“Canada has been a partner and supporter of CFAN since our very first days, and enabling our Caribbean expansion is a deeply meaningful extension of our impact,” says Laetitia De Marez, Senior Director of CFAN and RMI’s Islands Energy Program. “We are so proud and delighted to welcome the United States as a CFAN donor, adding their support to the recruiting of the fist cohort of finance advisors in the Caribbean. This truly represents how international collaboration on climate finance access can make a difference in offering practical solutions to address capacity constrains in SIDS.”

In its expansion to the Caribbean and as part of its mission to strengthen capacity of regional DAEs, CFAN will operate in close partnership with the CCCCC, whose hosting of a CFAN advisor will be a critical complement to the work of the six advisors working at the national level.

“Access to climate finance, at the scale and speed required, remains the greatest threat to the pursuit of climate resilient development among SIDS, even though they are at the frontlines of the worsening climate crisis,” says Dr. Colin Young, Executive Director of the CCCCC. “This partnership with CFAN that will embed an climate finance advisor within the CCCCC’S Program and Development Unit will significantly advance our substantial pipeline of projects to increase both the scale and speed of climate finance to build climate resilience in CARICOM Member States and positively impact the lives and livelihood of our people.”

CFAN’s first Caribbean advisor has been active in St. Lucia since July 2023 thanks to the support of the Open Society Foundation. Skeeta Carasco, a Lucian national with a background at the National Utilities Regulatory Commission, is actively developing a cross-cutting multi-million-dollar pipeline of projects in St Lucia, and shared her insights on her experience during the launch event at COP28.

“CFAN has allowed me to connect the dots between critical infrastructure work, climate resilience, and the needs of communities,” Carasco says. “I am now in the best position to make a difference, because finance is the biggest challenge that Caribbean countries and SIDS face.” To the six advisors who will be joining her in the region, she says, “We have been given the opportunity of a lifetime to contribute meaningfully to making the Caribbean climate-smart and resilient.
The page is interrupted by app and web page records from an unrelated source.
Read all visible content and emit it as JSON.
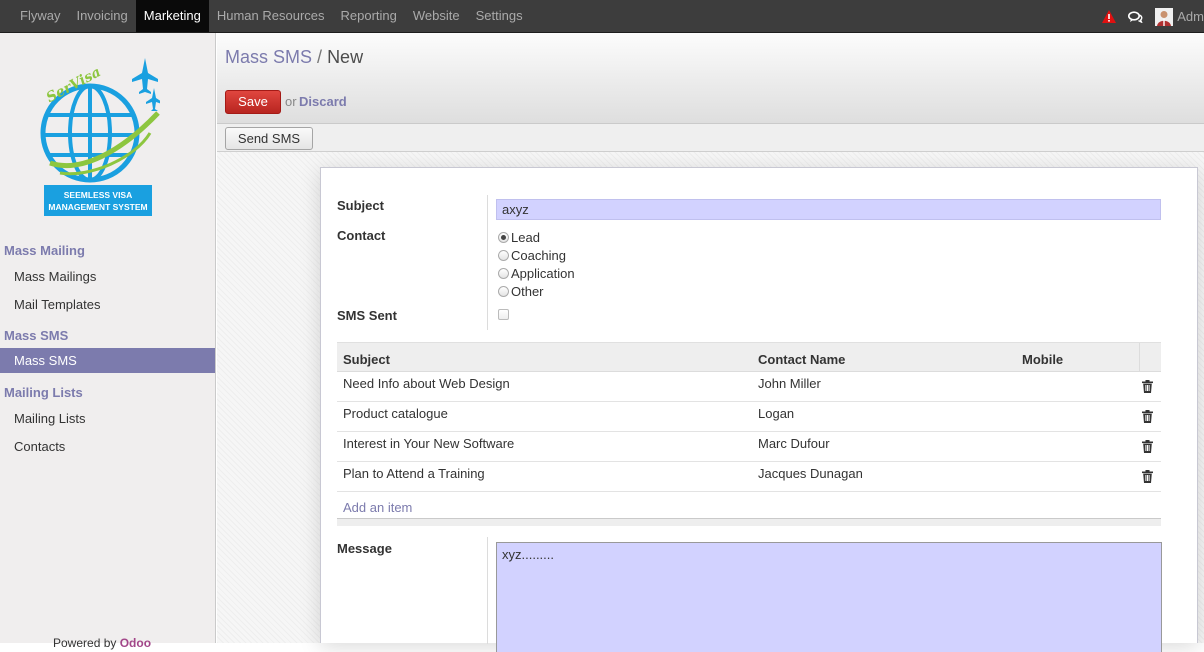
{
  "topbar": {
    "menu": [
      "Flyway",
      "Invoicing",
      "Marketing",
      "Human Resources",
      "Reporting",
      "Website",
      "Settings"
    ],
    "active_index": 2,
    "user_label": "Adm"
  },
  "sidebar": {
    "logo_text": "SerVisa",
    "logo_tagline_1": "SEEMLESS VISA",
    "logo_tagline_2": "MANAGEMENT SYSTEM",
    "sections": [
      {
        "title": "Mass Mailing",
        "items": [
          "Mass Mailings",
          "Mail Templates"
        ]
      },
      {
        "title": "Mass SMS",
        "items": [
          "Mass SMS"
        ]
      },
      {
        "title": "Mailing Lists",
        "items": [
          "Mailing Lists",
          "Contacts"
        ]
      }
    ],
    "active_item": "Mass SMS",
    "powered_by": "Powered by",
    "powered_brand": "Odoo"
  },
  "header": {
    "breadcrumb_parent": "Mass SMS",
    "breadcrumb_sep": "/",
    "breadcrumb_current": "New",
    "save_label": "Save",
    "or_label": "or",
    "discard_label": "Discard"
  },
  "statusbar": {
    "send_label": "Send SMS"
  },
  "form": {
    "subject_label": "Subject",
    "subject_value": "axyz",
    "contact_label": "Contact",
    "contact_options": [
      "Lead",
      "Coaching",
      "Application",
      "Other"
    ],
    "contact_selected": "Lead",
    "sms_sent_label": "SMS Sent",
    "sms_sent_checked": false,
    "table_headers": [
      "Subject",
      "Contact Name",
      "Mobile"
    ],
    "rows": [
      {
        "subject": "Need Info about Web Design",
        "contact": "John Miller",
        "mobile": ""
      },
      {
        "subject": "Product catalogue",
        "contact": "Logan",
        "mobile": ""
      },
      {
        "subject": "Interest in Your New Software",
        "contact": "Marc Dufour",
        "mobile": ""
      },
      {
        "subject": "Plan to Attend a Training",
        "contact": "Jacques Dunagan",
        "mobile": ""
      }
    ],
    "add_item_label": "Add an item",
    "message_label": "Message",
    "message_value": "xyz........."
  },
  "colors": {
    "topbar_bg": "#3d3d3d",
    "accent": "#7c7bad",
    "save_red": "#d3342f",
    "input_bg": "#d2d2ff",
    "alert_red": "#e01010"
  }
}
I’m looking forward to embarking on the training program with my fellow advisors and to start building our climate finance community of practice.”

More information on the work being done by CFAN advisors in the Pacific and the Caribbean can be found at
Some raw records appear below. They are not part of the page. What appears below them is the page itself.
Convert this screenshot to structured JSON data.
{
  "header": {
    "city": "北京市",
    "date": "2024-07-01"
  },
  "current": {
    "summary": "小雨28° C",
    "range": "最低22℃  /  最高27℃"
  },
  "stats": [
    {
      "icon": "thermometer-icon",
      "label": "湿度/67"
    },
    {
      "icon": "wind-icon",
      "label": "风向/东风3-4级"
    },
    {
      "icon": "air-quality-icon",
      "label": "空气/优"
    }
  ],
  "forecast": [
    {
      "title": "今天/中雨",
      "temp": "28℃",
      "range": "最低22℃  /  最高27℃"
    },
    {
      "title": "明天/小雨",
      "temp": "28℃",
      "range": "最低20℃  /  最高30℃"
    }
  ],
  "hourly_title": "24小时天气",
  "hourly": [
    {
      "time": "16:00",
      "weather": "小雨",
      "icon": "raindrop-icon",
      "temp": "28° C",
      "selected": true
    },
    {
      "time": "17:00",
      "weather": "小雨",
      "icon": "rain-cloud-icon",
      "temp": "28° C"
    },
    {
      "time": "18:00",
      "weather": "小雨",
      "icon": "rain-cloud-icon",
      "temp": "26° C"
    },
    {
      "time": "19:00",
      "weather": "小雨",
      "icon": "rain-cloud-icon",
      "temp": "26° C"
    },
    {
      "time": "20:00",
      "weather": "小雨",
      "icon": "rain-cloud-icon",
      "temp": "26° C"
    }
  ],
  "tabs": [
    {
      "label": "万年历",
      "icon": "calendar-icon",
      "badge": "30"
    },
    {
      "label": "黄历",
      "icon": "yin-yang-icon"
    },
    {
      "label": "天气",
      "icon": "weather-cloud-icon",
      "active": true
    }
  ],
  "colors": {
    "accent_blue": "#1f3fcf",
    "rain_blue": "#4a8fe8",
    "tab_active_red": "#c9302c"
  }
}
For press inquiries, please contact Denali Hussin,

The Climate Finance Access Network (CFAN) is an agile, demand-driven initiative that offers a practical and actionable solution to developing countries facing capacity constraints in accessing climate finance. The network is hosted by RMI, an independent, non-partisan, nonprofit organization. Follow CFAN on LinkedIn and Twitter, and learn more at
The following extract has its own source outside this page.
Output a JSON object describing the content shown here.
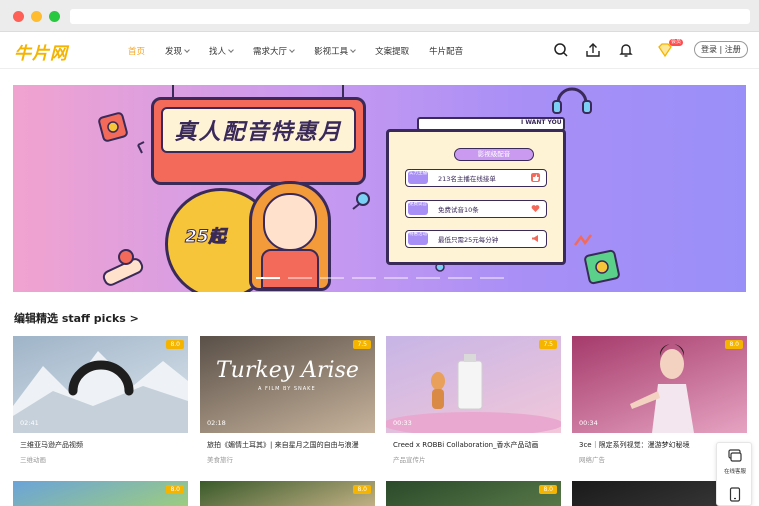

Environment and Climate Change Canada: Protecting and conserving our natural heritage, predicting weather and environmental conditions, preventing and managing pollution, promoting clean growth and a sustainable environment for present and future generations.

The mission of the United States Department of State is to protect and promote U.S. security, prosperity, and democratic values and shape an international environment in which all Americans can thrive.

The Caribbean Community Climate Change Centre (CCCCC) is mandated by Heads of Governments of the Caribbean Community (CARICOM) to coordinate the region’s response to climate change. Officially opened in August 2005, the CCCCC is the key node for information on climate change issues and the region’s response to managing and adapting to climate change. It maintains the largest repository of Caribbean-specific climate change information and data in its Regional Clearing House and it provides climate change-related policy advice and guidelines to the CARICOM Member States. The CCCCC serves as an Accredited Entity to both the Green Climate Fund and the Adaptation Fund as, as such, assist CARICOM Member States to mobilize climate finance to pursue climate resilient development.